→ Required action: From the first line to the last, repeat the records exactly and skip the pictures.
### Exercise data ###
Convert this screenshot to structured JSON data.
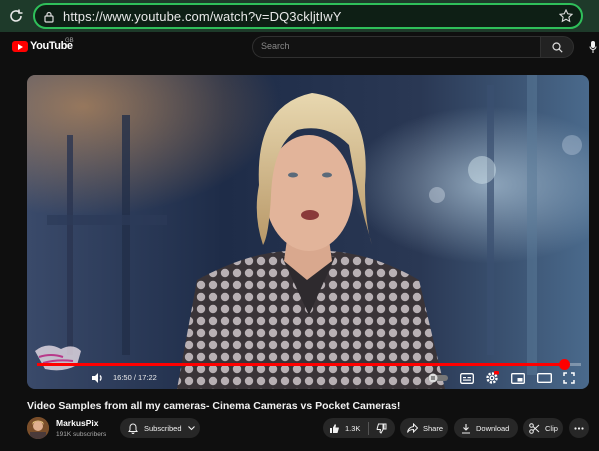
{
  "browser": {
    "url": "https://www.youtube.com/watch?v=DQ3ckljtIwY"
  },
  "header": {
    "logo_text": "YouTube",
    "region": "GB",
    "search_placeholder": "Search"
  },
  "player": {
    "current_time": "16:50",
    "duration": "17:22",
    "time_display": "16:50 / 17:22",
    "progress_fraction": 0.969,
    "accent_color": "#ff0000"
  },
  "video": {
    "title": "Video Samples from all my cameras- Cinema Cameras vs Pocket Cameras!"
  },
  "channel": {
    "name": "MarkusPix",
    "subscribers": "191K subscribers",
    "subscribe_label": "Subscribed"
  },
  "actions": {
    "likes": "1.3K",
    "share": "Share",
    "download": "Download",
    "clip": "Clip"
  }
}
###
→ Result:
Convert this screenshot to structured JSON data.
{
  "browser": {
    "url": "https://www.youtube.com/watch?v=DQ3ckljtIwY"
  },
  "header": {
    "logo_text": "YouTube",
    "region": "GB",
    "search_placeholder": "Search"
  },
  "player": {
    "current_time": "16:50",
    "duration": "17:22",
    "time_display": "16:50 / 17:22",
    "progress_fraction": 0.969,
    "accent_color": "#ff0000"
  },
  "video": {
    "title": "Video Samples from all my cameras- Cinema Cameras vs Pocket Cameras!"
  },
  "channel": {
    "name": "MarkusPix",
    "subscribers": "191K subscribers",
    "subscribe_label": "Subscribed"
  },
  "actions": {
    "likes": "1.3K",
    "share": "Share",
    "download": "Download",
    "clip": "Clip"
  }
}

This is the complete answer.